--- DATA FOR THE TASK Enclosed Below ---

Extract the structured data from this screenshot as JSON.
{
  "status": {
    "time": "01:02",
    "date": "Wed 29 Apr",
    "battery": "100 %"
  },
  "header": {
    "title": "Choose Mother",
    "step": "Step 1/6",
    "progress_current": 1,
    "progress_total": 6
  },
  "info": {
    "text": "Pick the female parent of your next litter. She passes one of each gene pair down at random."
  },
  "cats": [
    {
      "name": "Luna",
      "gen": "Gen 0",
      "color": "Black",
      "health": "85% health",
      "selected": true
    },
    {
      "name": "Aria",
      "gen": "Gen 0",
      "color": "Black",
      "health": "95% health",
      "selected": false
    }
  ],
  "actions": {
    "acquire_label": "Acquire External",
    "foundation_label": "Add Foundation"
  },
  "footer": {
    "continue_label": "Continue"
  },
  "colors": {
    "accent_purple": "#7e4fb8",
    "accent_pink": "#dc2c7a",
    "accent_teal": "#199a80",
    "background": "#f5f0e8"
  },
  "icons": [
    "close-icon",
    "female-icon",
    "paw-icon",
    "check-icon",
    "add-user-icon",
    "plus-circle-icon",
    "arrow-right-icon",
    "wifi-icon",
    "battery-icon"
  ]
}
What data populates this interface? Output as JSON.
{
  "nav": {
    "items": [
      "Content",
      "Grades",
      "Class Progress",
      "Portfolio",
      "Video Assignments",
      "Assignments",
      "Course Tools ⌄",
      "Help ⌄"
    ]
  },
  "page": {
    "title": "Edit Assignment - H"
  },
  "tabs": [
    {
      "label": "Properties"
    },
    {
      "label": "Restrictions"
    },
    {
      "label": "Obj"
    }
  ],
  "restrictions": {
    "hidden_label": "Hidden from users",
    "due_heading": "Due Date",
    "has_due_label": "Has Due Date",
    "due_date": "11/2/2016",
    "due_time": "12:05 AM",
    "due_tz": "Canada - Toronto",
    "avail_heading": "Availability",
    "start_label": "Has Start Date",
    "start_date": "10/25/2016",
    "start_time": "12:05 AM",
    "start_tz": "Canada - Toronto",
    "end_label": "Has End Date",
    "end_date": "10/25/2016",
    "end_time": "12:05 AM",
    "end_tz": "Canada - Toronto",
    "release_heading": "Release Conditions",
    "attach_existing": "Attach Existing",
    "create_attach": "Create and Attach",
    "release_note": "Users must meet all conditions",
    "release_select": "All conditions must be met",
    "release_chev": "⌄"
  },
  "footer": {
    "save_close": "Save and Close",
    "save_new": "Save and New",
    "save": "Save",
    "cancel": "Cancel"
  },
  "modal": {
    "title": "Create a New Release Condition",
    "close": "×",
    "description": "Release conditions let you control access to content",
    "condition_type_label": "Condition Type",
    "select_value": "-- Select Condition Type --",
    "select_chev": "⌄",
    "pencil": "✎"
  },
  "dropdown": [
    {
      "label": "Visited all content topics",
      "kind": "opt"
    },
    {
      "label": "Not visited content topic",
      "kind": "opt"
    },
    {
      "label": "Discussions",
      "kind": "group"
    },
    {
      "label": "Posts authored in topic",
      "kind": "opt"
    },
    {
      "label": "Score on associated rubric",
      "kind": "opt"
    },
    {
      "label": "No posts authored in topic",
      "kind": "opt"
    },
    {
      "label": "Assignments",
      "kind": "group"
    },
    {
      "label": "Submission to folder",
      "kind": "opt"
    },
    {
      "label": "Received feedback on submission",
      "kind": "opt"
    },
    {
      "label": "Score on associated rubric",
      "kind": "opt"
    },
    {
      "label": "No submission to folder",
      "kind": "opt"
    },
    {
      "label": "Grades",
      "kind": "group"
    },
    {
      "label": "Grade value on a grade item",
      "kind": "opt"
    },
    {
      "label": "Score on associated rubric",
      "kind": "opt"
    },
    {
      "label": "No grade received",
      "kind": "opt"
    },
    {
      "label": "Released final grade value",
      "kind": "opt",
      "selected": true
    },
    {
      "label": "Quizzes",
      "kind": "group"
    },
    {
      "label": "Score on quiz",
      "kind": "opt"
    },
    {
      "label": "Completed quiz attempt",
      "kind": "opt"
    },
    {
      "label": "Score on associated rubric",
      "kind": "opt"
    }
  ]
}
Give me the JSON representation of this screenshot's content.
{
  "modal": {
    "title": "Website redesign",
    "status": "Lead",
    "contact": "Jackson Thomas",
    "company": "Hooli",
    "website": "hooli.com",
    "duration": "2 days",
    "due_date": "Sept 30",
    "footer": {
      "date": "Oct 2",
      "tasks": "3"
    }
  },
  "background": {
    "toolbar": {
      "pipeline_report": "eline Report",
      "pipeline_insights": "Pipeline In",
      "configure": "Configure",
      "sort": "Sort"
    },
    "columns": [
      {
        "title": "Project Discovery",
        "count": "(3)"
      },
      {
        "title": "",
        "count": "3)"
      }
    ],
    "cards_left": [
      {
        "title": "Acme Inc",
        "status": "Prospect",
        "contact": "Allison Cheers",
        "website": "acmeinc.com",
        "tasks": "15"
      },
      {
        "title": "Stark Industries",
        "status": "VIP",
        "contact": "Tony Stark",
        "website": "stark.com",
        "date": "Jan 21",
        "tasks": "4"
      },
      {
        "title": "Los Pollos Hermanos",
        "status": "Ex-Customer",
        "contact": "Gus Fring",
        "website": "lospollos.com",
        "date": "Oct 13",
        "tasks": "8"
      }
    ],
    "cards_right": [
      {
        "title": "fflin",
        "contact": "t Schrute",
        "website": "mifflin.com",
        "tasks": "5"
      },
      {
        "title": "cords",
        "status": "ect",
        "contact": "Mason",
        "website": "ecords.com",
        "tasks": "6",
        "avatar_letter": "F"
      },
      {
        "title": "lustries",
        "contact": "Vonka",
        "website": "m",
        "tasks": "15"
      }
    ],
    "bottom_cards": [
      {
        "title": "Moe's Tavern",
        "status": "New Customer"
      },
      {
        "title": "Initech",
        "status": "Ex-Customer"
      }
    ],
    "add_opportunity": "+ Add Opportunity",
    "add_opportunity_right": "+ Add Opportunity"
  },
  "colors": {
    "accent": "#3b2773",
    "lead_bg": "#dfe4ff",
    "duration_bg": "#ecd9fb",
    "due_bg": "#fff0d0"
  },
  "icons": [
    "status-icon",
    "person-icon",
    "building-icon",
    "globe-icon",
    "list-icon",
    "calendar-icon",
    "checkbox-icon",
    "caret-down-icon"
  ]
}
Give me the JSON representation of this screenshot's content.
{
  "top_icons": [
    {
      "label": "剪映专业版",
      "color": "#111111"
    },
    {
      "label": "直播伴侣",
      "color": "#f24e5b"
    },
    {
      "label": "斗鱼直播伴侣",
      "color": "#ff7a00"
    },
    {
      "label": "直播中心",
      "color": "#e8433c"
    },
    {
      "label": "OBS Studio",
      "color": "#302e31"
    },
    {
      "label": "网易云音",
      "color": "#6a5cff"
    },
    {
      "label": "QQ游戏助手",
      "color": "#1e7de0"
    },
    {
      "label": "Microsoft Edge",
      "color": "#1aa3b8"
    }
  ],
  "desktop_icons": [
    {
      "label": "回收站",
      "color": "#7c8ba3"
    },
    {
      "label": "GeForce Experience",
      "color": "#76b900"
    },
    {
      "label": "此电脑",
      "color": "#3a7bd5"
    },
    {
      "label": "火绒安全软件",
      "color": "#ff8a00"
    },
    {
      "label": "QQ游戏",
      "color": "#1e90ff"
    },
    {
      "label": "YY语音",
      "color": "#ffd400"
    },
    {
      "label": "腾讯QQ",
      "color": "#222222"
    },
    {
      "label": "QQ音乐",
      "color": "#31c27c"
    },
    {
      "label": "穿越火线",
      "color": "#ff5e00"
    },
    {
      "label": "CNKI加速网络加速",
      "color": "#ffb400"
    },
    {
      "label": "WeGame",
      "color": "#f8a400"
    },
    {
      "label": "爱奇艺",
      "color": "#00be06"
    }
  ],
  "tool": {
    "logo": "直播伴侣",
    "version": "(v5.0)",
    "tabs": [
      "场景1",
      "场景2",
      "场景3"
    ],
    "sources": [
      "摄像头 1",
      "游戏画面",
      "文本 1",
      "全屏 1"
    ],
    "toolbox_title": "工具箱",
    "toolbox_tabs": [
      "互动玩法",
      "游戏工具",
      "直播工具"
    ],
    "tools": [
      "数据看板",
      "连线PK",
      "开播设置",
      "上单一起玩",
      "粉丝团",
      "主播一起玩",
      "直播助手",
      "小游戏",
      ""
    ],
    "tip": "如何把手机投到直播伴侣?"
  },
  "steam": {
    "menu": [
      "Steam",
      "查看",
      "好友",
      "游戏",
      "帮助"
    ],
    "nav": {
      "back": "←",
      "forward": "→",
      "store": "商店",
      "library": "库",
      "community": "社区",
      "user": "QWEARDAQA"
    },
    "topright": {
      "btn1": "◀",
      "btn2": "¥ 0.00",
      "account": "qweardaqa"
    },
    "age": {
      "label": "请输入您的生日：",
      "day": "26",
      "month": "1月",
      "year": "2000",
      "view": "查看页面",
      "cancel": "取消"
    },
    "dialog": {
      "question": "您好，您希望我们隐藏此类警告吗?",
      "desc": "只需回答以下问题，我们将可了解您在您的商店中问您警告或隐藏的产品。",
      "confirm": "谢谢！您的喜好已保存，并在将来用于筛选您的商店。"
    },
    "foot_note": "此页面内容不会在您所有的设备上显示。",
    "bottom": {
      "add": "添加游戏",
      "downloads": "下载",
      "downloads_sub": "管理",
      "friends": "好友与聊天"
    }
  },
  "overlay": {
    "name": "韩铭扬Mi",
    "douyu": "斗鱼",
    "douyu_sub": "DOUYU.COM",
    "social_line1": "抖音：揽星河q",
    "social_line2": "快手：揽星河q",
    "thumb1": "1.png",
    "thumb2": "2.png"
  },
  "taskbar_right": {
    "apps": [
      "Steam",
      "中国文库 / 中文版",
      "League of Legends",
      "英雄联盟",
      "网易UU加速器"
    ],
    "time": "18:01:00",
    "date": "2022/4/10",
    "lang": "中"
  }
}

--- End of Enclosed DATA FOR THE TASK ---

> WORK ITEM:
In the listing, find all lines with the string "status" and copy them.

> EXERCISE OUTPUT:
  "status": {
    "status": "Lead",
        "status": "Prospect",
        "status": "VIP",
        "status": "Ex-Customer",
        "status": "ect",
        "status": "New Customer"
        "status": "Ex-Customer"
    "status-icon",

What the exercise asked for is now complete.